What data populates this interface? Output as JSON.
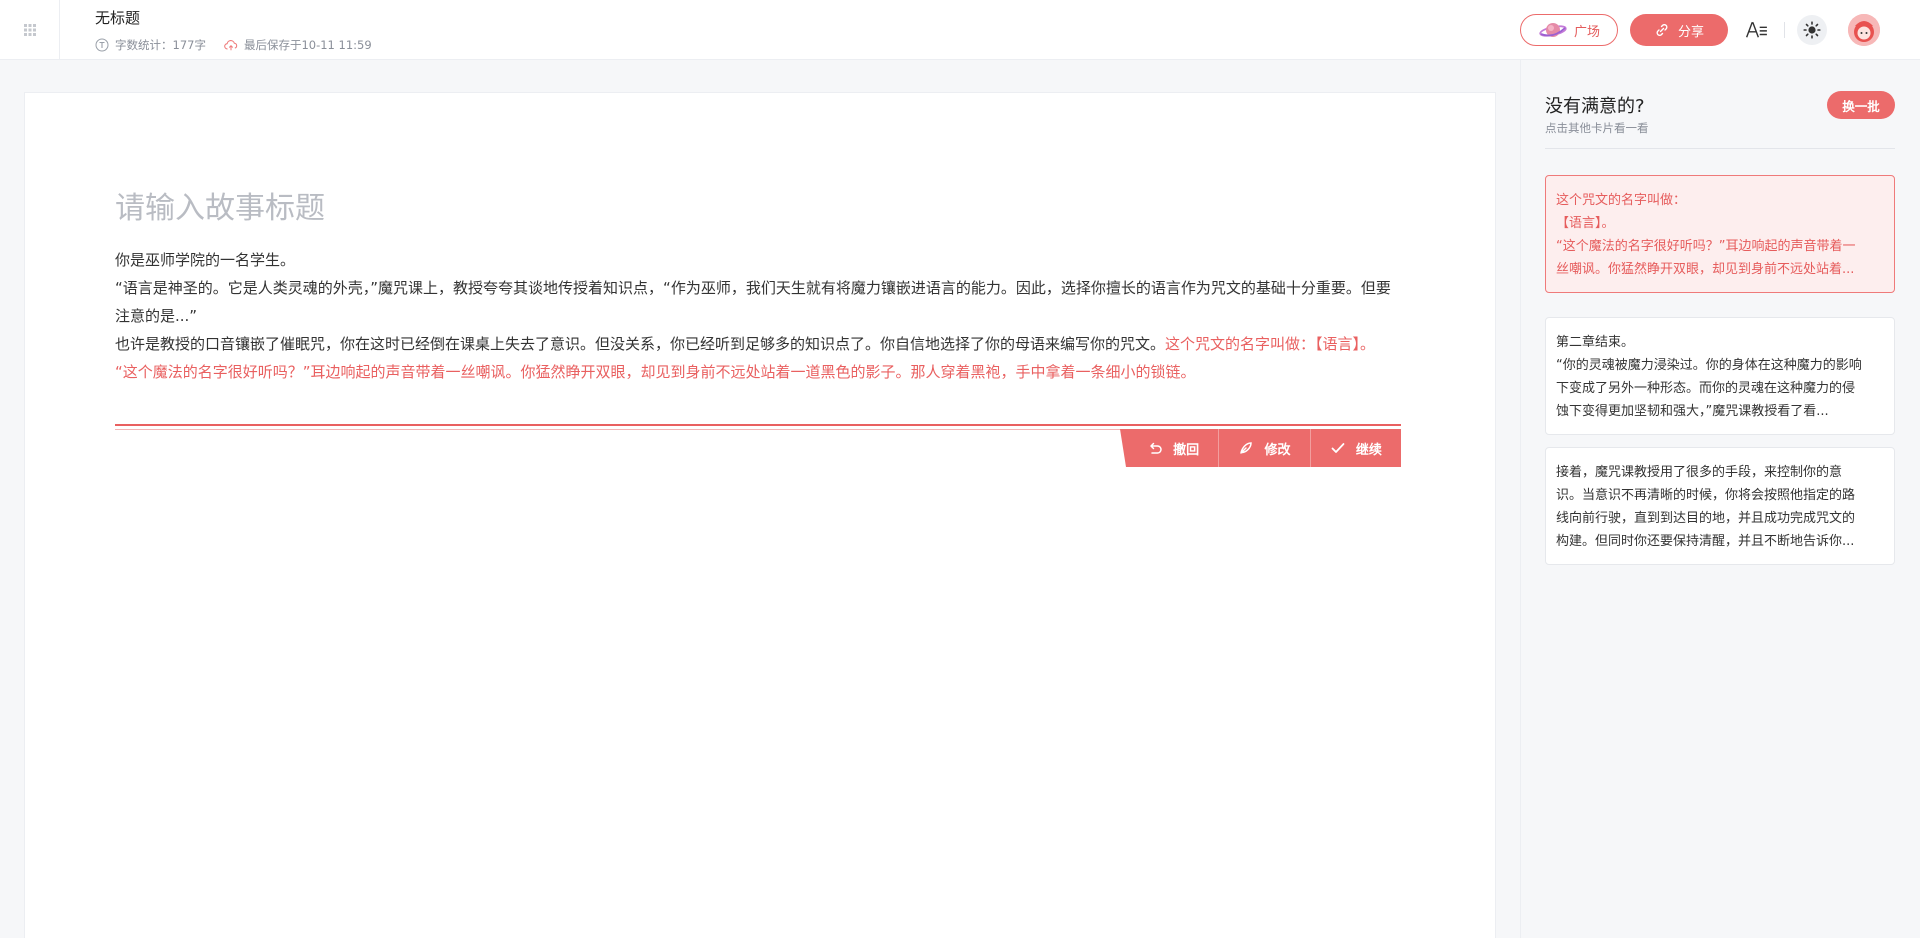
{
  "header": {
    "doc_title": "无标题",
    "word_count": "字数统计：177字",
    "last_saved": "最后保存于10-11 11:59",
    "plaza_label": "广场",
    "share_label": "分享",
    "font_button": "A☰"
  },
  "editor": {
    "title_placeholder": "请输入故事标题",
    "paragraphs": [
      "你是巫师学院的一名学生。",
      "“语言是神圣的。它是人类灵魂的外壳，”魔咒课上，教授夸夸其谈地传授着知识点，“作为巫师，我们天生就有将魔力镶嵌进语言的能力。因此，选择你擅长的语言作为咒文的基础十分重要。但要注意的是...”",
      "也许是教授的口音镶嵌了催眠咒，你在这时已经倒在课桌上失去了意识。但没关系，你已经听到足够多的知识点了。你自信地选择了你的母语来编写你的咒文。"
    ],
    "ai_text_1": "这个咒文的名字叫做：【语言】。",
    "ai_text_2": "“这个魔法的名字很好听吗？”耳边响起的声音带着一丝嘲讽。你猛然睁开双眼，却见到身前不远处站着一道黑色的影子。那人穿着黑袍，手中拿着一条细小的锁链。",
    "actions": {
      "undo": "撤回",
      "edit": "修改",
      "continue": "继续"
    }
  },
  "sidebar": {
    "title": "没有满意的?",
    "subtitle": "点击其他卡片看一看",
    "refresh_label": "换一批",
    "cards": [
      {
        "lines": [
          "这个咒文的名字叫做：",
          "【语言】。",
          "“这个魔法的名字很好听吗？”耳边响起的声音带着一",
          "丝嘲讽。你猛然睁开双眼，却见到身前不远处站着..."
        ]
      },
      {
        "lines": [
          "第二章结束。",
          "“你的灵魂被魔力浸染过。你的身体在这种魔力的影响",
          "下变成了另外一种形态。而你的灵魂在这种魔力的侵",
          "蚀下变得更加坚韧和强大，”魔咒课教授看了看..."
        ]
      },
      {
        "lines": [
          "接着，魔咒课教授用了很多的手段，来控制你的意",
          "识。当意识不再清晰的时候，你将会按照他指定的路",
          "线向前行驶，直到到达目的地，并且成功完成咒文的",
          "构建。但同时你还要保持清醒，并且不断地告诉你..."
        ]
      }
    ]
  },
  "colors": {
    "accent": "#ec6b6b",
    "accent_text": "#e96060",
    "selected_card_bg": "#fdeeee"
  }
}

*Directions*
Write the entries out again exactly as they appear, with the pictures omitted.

*Your solution*
What data populates this interface? Output as JSON.
{
  "header": {
    "doc_title": "无标题",
    "word_count": "字数统计：177字",
    "last_saved": "最后保存于10-11 11:59",
    "plaza_label": "广场",
    "share_label": "分享",
    "font_button": "A☰"
  },
  "editor": {
    "title_placeholder": "请输入故事标题",
    "paragraphs": [
      "你是巫师学院的一名学生。",
      "“语言是神圣的。它是人类灵魂的外壳，”魔咒课上，教授夸夸其谈地传授着知识点，“作为巫师，我们天生就有将魔力镶嵌进语言的能力。因此，选择你擅长的语言作为咒文的基础十分重要。但要注意的是...”",
      "也许是教授的口音镶嵌了催眠咒，你在这时已经倒在课桌上失去了意识。但没关系，你已经听到足够多的知识点了。你自信地选择了你的母语来编写你的咒文。"
    ],
    "ai_text_1": "这个咒文的名字叫做：【语言】。",
    "ai_text_2": "“这个魔法的名字很好听吗？”耳边响起的声音带着一丝嘲讽。你猛然睁开双眼，却见到身前不远处站着一道黑色的影子。那人穿着黑袍，手中拿着一条细小的锁链。",
    "actions": {
      "undo": "撤回",
      "edit": "修改",
      "continue": "继续"
    }
  },
  "sidebar": {
    "title": "没有满意的?",
    "subtitle": "点击其他卡片看一看",
    "refresh_label": "换一批",
    "cards": [
      {
        "lines": [
          "这个咒文的名字叫做：",
          "【语言】。",
          "“这个魔法的名字很好听吗？”耳边响起的声音带着一",
          "丝嘲讽。你猛然睁开双眼，却见到身前不远处站着..."
        ]
      },
      {
        "lines": [
          "第二章结束。",
          "“你的灵魂被魔力浸染过。你的身体在这种魔力的影响",
          "下变成了另外一种形态。而你的灵魂在这种魔力的侵",
          "蚀下变得更加坚韧和强大，”魔咒课教授看了看..."
        ]
      },
      {
        "lines": [
          "接着，魔咒课教授用了很多的手段，来控制你的意",
          "识。当意识不再清晰的时候，你将会按照他指定的路",
          "线向前行驶，直到到达目的地，并且成功完成咒文的",
          "构建。但同时你还要保持清醒，并且不断地告诉你..."
        ]
      }
    ]
  },
  "colors": {
    "accent": "#ec6b6b",
    "accent_text": "#e96060",
    "selected_card_bg": "#fdeeee"
  }
}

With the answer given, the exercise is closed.